**TASK ITEM:** May I please have every record restated word for word, with the images left out?

[Data about app and page elements]
- - -

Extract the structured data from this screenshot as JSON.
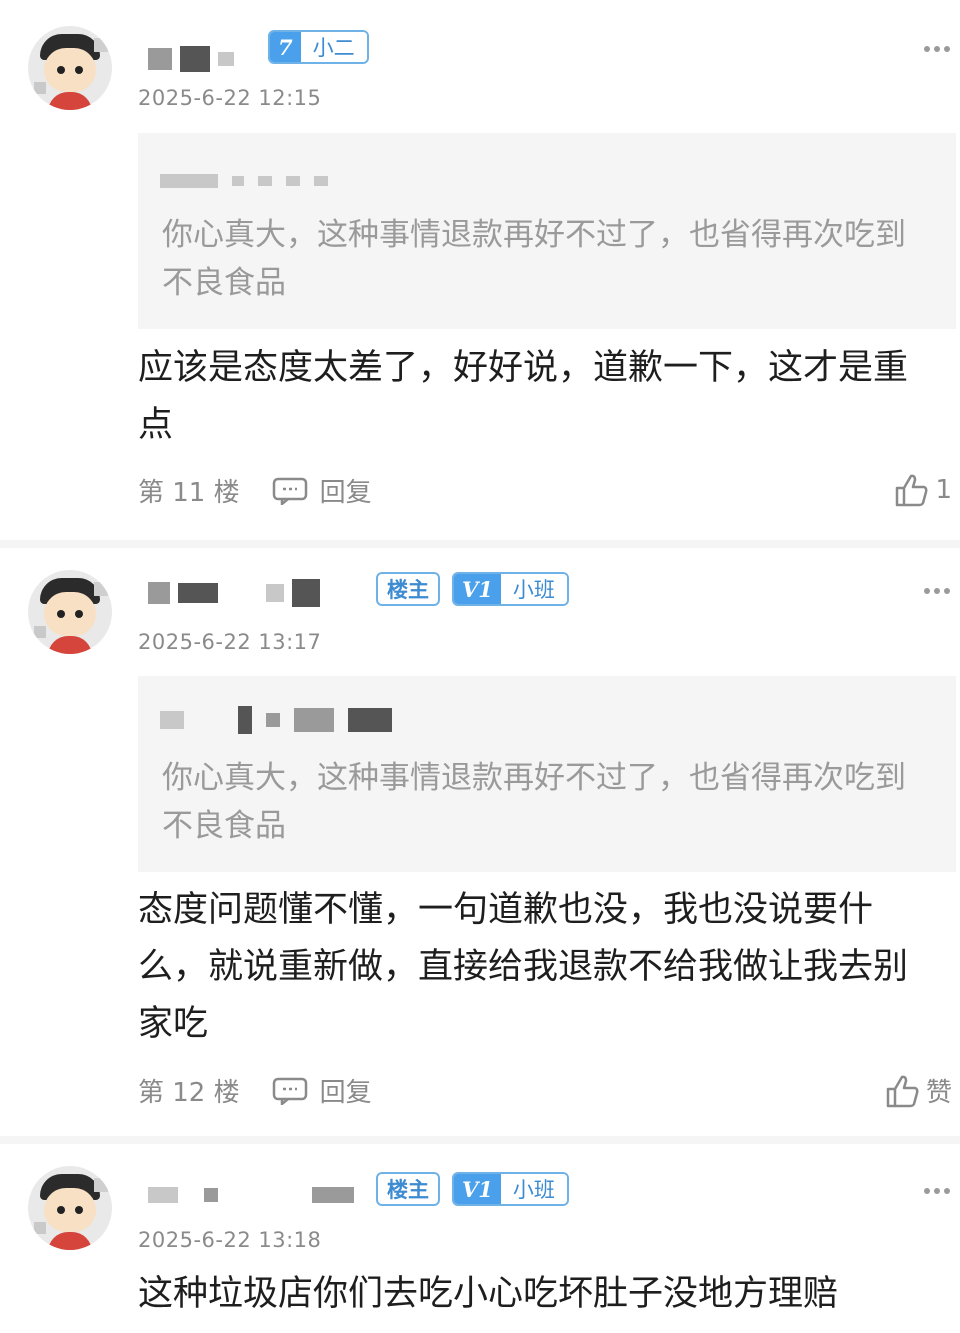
{
  "posts": [
    {
      "level_badge": {
        "level": "7",
        "rank": "小二"
      },
      "timestamp": "2025-6-22 12:15",
      "quote_text": "你心真大，这种事情退款再好不过了，也省得再次吃到不良食品",
      "body": "应该是态度太差了，好好说，道歉一下，这才是重点",
      "floor": "第 11 楼",
      "reply_label": "回复",
      "like_label": "1"
    },
    {
      "owner_badge": "楼主",
      "level_badge": {
        "level": "V1",
        "rank": "小班"
      },
      "timestamp": "2025-6-22 13:17",
      "quote_text": "你心真大，这种事情退款再好不过了，也省得再次吃到不良食品",
      "body": "态度问题懂不懂，一句道歉也没，我也没说要什么，就说重新做，直接给我退款不给我做让我去别家吃",
      "floor": "第 12 楼",
      "reply_label": "回复",
      "like_label": "赞"
    },
    {
      "owner_badge": "楼主",
      "level_badge": {
        "level": "V1",
        "rank": "小班"
      },
      "timestamp": "2025-6-22 13:18",
      "body": "这种垃圾店你们去吃小心吃坏肚子没地方理赔"
    }
  ],
  "colors": {
    "badge_blue": "#4aa0ea",
    "badge_border": "#6fb2e8",
    "meta_gray": "#8a8a8a",
    "quote_bg": "#f5f5f5"
  },
  "icons": [
    "more-icon",
    "reply-icon",
    "like-icon",
    "avatar"
  ]
}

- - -

**ANSWER FOR THE TASK:**
Extract the structured data from this screenshot as JSON.
{
  "posts": [
    {
      "level_badge": {
        "level": "7",
        "rank": "小二"
      },
      "timestamp": "2025-6-22 12:15",
      "quote_text": "你心真大，这种事情退款再好不过了，也省得再次吃到不良食品",
      "body": "应该是态度太差了，好好说，道歉一下，这才是重点",
      "floor": "第 11 楼",
      "reply_label": "回复",
      "like_label": "1"
    },
    {
      "owner_badge": "楼主",
      "level_badge": {
        "level": "V1",
        "rank": "小班"
      },
      "timestamp": "2025-6-22 13:17",
      "quote_text": "你心真大，这种事情退款再好不过了，也省得再次吃到不良食品",
      "body": "态度问题懂不懂，一句道歉也没，我也没说要什么，就说重新做，直接给我退款不给我做让我去别家吃",
      "floor": "第 12 楼",
      "reply_label": "回复",
      "like_label": "赞"
    },
    {
      "owner_badge": "楼主",
      "level_badge": {
        "level": "V1",
        "rank": "小班"
      },
      "timestamp": "2025-6-22 13:18",
      "body": "这种垃圾店你们去吃小心吃坏肚子没地方理赔"
    }
  ],
  "colors": {
    "badge_blue": "#4aa0ea",
    "badge_border": "#6fb2e8",
    "meta_gray": "#8a8a8a",
    "quote_bg": "#f5f5f5"
  },
  "icons": [
    "more-icon",
    "reply-icon",
    "like-icon",
    "avatar"
  ]
}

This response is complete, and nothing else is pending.